Trump allows release of most (but not all) remaining Kennedy assassination files
By NBC News
President John F. Kennedy's motorcade in Dallas on Nov. 22, 1963. Newseum / PRNewsfoto file
The U.S. government delayed the release of some files related to the assassination of President John F. Kennedy, the White House said Thursday.
Instead, the National Archives released 2,981 documents Thursday evening, with the rest subject to a 180-day review of redactions from objecting agencies, the Trump administration said. The White House said later that the remaining records would be released "on a rolling basis in the coming weeks."
"I am ordering today that the veil finally be lifted," President Donald Trump wrote in a memo Thursday evening announcing the delay.
"At the same time, executive departments and agencies have proposed to me that certain information should continue to be redacted because of national security, law enforcement, and foreign affairs concerns," he wrote. "I have no choice — today — but to accept those redactions rather than allow potentially irreversible harm to our Nation's security."

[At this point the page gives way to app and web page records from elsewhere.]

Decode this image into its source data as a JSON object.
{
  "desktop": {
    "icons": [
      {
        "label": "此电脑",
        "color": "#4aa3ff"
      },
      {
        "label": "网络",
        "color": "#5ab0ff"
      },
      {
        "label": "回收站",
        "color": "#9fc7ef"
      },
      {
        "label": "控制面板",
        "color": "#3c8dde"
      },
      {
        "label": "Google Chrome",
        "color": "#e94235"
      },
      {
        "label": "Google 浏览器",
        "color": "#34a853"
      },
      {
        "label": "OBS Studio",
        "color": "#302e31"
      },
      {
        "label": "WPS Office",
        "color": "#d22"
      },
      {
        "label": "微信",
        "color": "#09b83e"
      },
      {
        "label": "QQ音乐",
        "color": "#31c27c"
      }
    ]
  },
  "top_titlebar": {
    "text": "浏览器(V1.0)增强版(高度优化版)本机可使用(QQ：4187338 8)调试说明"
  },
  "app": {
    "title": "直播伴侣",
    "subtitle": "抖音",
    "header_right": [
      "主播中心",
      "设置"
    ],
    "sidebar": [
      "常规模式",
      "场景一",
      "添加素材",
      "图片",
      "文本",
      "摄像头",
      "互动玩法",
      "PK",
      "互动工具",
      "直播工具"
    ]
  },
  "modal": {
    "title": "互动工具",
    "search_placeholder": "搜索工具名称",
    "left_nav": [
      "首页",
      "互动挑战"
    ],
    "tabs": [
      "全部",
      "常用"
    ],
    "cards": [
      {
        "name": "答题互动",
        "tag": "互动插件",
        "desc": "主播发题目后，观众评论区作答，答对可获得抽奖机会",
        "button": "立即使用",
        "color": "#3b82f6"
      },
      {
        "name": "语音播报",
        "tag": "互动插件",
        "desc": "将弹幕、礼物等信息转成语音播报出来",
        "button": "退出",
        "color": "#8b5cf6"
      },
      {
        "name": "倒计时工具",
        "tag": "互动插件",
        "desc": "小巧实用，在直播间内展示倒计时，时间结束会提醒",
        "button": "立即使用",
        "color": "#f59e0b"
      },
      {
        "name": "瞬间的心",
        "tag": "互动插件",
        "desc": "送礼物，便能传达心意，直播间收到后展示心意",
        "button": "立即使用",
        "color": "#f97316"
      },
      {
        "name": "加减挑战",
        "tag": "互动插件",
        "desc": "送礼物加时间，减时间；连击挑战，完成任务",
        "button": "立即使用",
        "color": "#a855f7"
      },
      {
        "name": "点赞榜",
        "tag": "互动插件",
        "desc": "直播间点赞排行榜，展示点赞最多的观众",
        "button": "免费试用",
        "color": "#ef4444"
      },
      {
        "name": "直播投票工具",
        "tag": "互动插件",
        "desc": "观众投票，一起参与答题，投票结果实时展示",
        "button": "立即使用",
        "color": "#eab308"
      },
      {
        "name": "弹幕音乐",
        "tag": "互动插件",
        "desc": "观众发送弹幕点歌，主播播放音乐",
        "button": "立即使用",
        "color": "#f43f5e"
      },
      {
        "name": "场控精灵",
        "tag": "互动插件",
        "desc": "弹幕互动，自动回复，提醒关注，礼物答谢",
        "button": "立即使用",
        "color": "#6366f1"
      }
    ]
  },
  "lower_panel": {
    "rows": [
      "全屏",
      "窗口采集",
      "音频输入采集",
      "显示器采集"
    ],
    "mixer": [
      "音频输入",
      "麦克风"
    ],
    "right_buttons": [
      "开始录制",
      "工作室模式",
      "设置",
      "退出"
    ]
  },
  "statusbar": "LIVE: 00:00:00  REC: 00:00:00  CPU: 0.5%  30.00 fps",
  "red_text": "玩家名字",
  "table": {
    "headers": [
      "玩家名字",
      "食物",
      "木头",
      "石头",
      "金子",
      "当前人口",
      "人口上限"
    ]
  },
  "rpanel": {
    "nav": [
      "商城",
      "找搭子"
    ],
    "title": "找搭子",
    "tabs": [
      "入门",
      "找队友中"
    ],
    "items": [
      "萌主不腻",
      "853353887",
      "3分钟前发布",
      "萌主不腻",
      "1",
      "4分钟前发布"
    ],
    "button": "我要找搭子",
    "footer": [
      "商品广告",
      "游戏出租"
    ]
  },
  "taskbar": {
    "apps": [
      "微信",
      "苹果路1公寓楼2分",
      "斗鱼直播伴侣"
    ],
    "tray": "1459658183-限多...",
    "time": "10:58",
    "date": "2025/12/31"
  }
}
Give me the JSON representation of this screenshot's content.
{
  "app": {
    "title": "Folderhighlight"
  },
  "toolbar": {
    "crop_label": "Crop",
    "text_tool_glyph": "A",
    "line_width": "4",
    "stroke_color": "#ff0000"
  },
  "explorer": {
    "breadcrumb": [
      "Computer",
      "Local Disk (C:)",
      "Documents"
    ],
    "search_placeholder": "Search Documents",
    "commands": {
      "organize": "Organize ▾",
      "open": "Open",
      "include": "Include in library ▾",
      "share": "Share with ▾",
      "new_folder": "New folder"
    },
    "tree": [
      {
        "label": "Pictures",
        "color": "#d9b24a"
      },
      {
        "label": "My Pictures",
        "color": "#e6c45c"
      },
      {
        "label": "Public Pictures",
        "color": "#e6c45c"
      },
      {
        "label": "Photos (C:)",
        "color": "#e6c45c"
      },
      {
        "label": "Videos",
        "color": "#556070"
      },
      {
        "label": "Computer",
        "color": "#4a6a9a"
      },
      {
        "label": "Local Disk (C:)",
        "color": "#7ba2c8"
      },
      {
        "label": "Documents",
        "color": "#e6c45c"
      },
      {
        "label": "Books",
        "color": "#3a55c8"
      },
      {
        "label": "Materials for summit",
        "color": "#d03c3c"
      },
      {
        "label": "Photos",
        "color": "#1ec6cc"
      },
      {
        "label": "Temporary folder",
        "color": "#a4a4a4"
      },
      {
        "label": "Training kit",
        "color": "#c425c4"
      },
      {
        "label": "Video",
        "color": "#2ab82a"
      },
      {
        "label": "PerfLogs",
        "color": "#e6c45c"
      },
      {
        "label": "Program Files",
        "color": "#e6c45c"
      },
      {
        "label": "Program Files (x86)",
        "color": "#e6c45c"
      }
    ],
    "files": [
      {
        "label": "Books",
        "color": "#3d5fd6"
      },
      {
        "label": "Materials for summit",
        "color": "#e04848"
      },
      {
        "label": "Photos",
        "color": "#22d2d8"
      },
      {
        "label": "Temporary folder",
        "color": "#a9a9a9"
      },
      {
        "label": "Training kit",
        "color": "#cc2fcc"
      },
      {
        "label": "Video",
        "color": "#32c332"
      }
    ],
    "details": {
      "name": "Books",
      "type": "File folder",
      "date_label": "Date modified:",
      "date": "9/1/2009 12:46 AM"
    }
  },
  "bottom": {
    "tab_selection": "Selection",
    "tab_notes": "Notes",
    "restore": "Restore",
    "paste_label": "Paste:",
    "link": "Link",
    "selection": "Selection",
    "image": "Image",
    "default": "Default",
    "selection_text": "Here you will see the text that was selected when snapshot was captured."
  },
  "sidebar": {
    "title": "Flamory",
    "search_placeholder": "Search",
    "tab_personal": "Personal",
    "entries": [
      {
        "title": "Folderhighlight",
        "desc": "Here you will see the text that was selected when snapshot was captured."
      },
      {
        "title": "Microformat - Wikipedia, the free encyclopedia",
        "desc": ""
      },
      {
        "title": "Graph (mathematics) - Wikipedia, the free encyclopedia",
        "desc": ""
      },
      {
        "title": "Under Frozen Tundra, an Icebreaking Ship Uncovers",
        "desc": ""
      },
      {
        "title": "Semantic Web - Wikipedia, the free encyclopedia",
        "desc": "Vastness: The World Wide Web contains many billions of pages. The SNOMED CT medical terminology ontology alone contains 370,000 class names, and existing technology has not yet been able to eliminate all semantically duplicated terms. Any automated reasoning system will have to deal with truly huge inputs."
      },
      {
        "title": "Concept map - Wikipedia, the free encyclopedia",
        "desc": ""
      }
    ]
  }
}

Still, he warned that agency heads should be "extremely circumspect" in asking for further postponing the release of any of the documents, saying: "The need for continued protection can only have grown weaker with the passage of time."
By law, the National Archives was supposed to release all of the remaining records by midnight ET — unless Trump objected on national security grounds — to meet a deadline set 25 years ago by The John F. Kennedy Assassination Records Collection Act. The National Archives said the collection includes about 3,150 records that have never before seen the light of day, as well as the full versions of others that had previously been released with redactions.
Trump "wants to ensure there is full transparency here," a senior administration official said at a briefing. He is "expecting agencies to do a better job in reducing conflict within redactions and get this information out as quickly as possible."
Trump, no stranger to conspiracy theories about the Kennedy killing, had appeared eager to get the latest JFK documents out.
The long anticipated release of the #JFKFiles will take place tomorrow. So interesting!
As journalists, scholars and assassination buffs began scouring the thousands of pages Thursday night, it remained to be seen whether the document dump would satisfy the many people who still dispute the finding of the Warren Commission that Lee Harvey Oswald acted alone when he gunned down Kennedy on Nov. 22, 1963.
The assassination shocked the nation and spawned a conspiracy industry that continues to pump out alternative theories about who was really behind the killing.
Officials at the National Archives have made a point of trying to tamp down expectations that the newest batch of documents contains any blockbuster revelations — and they have noted repeatedly that about 90 percent of the available records related to the assassination are already public.
Clint Hill, the Secret Service agent who used his body to shield the mortally wounded president and first lady Jacqueline Kennedy after the first shots rang out in Dallas, said earlier Thursday that he hoped the latest declassified papers shed light on why Oswald pulled the trigger.
"I'm hoping that within that material — and there's lots of it — there will be some indication as to the motive, the reason why he did what he did," Hill told MSNBC.
Hill said he still blames himself for not having reacted faster when the presidential motorcade came under fire.
"Deep down, I still have that sense of guilt that I should have been able to get there quicker and I didn't," he said. "I was the only one who had a chance to do anything."
The paperwork that was scheduled to be unveiled on Thursday has already been vetted by the Assassination Records Review Board, a panel created in the aftermath of Oliver Stone's 1991 conspiracy film "JFK," which popularized the notion that Kennedy was killed by rogue FBI and CIA agents.
Cobb, born Viola June Cobb in Ponca City, Oklahoma, died Oct. 17, 2015, in New York, where she was living in a Manhattan senior center, an official there and her former sister-in-law told NBC News.
Tunheim said in March that the CIA, the State Department and other federal agencies balked at releasing the Mexico City paperwork "because it was thought to be detrimental to our relationship with the Mexican government at the time."